Miton’s Andrew Jackson has delivered double the returns of the FTSE All Share since he took over the UK Value Opportunities fund on 1 July following the sudden departure of star manager duo Georgina Hamilton and George Godber.
The fund delivered 33.7 per cent in the one year Jackson has been at the helm compared to 16.8 per cent in the FTSE index.
The IA UK All Companies sector, where the fund ranks tenth out of 260, returned 20 per cent over the period.
Reflecting on his one year managing the fund, Jackson says the UK is more politically uncertain now than it was when he joined the the asset manager in the immediate aftermath of Brexit.
Jackson also confirms that he has recently initiated a position in Capita following its “shocker” 2016.
Meanwhile, Hamilton launched the Polar UK Value Opportunities fund in January and was joined by Godber in April. It has returned 9.6 per cent since launch compared to 6.6 per cent in both the IA UK All Companies sector and FTSE All Share.
The Miton fund has delivered 14.1 per cent over the same period.
Jackson says almost half of the portfolio is made of companies introduced over the last 12 months.
“I arrived at Miton in the immediate aftermath of the Brexit vote, and it’s disappointing to say that we’re now in an even less certain position due to the outcome of Theresa May’s botched General Election.
“I tend to favour the strength of economic cycles to prevail over politics, but it now looks as though a year of political uncertainty might just be starting to catch up with domestic activity.
“That thinking is shaping the portfolio – favouring internationally biased over domestic opportunities – but there will come a time when the risk reward equation tips the other way.”
The fund still includes housebuilder Bellway, Jackson notes, but he says they are more enthusiastic by the outlook for companies with an “international flavour”, such as camera equipment maker Vitec.
The fund also added Capita to the portfolio in recent weeks.
“Once a darling growth stock, 2016 was a shocker with downgrades and a worrying level of debt. But a disposal plan to reduce debt and the subsequent sale of its fund administration service has provoked a sharp price increase.
“The stock was tarnished but not fatally wounded, and was not attracting analyst attention; the combination of a clear recovery plan, signs of stabilisation and balance sheet healing have prompted a rediscovery of enthusiasm.”

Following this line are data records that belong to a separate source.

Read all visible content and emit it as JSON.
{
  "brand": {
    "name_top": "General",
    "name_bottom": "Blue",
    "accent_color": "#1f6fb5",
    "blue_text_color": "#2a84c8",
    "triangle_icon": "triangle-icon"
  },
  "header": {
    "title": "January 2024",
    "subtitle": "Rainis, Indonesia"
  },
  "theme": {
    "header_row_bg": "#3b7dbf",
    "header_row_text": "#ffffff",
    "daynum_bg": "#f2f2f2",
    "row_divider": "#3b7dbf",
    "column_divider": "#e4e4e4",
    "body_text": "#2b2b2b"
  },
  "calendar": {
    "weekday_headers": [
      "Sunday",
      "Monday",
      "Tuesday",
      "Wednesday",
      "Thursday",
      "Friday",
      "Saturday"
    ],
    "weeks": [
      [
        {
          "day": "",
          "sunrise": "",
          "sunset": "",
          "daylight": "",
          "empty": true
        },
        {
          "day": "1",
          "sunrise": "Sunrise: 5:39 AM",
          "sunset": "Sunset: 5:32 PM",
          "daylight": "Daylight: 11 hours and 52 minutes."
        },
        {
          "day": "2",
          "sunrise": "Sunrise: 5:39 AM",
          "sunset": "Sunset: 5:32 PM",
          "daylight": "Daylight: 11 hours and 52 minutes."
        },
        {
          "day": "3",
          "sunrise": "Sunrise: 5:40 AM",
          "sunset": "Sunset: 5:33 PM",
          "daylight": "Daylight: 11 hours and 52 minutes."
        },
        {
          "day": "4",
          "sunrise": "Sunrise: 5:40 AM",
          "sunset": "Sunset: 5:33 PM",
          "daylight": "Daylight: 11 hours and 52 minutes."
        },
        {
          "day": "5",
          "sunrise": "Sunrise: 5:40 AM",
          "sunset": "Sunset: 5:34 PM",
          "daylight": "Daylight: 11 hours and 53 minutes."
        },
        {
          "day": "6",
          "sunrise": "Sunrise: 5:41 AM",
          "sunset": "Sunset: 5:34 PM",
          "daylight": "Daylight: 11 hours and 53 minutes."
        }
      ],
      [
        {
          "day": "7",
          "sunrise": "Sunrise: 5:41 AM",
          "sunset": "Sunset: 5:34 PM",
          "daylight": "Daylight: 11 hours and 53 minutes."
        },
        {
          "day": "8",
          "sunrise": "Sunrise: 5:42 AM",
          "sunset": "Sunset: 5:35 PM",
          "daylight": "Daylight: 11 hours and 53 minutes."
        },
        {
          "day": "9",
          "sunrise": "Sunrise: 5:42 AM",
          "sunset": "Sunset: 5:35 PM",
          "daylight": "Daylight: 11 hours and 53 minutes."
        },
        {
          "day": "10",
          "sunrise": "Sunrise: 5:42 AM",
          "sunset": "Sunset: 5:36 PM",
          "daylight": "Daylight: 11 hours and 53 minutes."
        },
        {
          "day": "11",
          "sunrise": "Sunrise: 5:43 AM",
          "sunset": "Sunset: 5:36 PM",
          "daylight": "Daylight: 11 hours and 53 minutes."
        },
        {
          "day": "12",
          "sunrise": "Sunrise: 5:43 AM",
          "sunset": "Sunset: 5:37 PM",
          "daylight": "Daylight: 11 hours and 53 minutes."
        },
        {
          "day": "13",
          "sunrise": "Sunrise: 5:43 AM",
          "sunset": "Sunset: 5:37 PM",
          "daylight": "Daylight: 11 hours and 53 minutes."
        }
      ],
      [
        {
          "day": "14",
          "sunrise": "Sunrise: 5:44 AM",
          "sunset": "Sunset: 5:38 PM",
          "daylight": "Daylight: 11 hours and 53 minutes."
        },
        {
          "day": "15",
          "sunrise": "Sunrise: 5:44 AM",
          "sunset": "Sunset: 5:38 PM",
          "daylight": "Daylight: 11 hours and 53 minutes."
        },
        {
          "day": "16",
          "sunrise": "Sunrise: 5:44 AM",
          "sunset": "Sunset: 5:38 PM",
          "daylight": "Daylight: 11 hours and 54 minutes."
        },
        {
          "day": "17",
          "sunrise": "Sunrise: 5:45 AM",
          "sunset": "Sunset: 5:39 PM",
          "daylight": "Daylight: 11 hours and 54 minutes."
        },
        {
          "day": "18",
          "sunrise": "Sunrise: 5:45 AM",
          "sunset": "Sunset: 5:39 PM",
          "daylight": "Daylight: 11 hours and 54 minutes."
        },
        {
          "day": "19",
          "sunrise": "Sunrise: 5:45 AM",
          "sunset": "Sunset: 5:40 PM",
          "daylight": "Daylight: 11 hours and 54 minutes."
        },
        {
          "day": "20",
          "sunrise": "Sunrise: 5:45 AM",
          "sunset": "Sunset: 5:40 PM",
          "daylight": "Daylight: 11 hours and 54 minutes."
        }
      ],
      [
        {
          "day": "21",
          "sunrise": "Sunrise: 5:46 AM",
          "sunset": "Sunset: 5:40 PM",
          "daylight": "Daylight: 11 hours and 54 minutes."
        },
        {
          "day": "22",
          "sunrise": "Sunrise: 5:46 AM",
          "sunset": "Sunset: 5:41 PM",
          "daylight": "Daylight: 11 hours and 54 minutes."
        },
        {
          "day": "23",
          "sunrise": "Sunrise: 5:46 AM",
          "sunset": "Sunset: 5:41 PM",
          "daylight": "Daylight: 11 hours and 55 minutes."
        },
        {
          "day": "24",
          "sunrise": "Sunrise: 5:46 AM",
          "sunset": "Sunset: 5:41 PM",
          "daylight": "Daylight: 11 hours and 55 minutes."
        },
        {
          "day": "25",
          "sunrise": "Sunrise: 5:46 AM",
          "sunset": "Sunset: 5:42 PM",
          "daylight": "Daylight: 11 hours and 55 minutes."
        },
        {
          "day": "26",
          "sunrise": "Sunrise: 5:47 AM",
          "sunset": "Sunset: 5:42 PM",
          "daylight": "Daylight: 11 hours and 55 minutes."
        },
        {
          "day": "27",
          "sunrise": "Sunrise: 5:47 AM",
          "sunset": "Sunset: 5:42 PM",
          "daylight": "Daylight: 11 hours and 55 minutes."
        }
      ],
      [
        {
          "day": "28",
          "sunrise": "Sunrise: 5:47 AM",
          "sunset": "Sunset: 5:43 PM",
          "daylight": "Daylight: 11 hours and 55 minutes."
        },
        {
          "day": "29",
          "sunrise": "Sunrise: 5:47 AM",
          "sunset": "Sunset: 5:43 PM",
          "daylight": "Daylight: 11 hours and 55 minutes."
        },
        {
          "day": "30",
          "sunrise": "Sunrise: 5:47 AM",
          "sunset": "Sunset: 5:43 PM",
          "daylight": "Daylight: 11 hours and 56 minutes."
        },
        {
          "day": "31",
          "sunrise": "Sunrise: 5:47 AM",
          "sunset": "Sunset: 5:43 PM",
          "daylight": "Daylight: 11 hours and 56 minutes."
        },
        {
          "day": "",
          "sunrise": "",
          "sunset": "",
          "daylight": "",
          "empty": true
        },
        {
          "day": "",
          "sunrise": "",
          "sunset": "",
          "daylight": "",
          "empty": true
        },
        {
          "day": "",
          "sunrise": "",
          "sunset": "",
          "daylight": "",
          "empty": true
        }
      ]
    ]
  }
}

Jackson says they will continue to shape the portfolio on a stock-by-stock basis arguing “what’s bad for the economy isn’t necessarily bad for the market.”